_Prompt:_ In the listing below, how many lines include "product"? Give the number and no other text.

_Records supplied:_
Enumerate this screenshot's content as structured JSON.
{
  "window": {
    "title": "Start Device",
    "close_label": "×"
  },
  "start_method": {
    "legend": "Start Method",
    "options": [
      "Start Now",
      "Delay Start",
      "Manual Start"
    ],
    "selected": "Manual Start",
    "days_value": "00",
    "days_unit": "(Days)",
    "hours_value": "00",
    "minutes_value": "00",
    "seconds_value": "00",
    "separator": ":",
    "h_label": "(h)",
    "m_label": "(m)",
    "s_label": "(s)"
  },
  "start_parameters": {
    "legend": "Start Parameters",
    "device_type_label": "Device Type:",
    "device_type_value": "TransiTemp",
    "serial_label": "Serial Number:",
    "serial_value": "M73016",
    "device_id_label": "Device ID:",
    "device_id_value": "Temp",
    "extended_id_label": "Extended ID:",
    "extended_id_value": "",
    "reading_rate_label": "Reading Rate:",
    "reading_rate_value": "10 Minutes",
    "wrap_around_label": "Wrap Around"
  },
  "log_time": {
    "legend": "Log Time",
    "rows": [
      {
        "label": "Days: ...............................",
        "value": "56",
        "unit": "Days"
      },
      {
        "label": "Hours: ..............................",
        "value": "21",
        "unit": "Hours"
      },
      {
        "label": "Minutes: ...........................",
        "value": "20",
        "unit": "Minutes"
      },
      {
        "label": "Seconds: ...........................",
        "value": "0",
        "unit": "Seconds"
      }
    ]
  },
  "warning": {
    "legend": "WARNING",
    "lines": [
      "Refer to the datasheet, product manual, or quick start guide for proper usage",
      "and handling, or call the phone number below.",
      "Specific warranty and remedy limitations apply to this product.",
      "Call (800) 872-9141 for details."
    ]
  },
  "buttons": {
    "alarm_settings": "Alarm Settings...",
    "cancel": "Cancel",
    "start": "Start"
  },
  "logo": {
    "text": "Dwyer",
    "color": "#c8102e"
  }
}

_Answer to the exercise:_ 2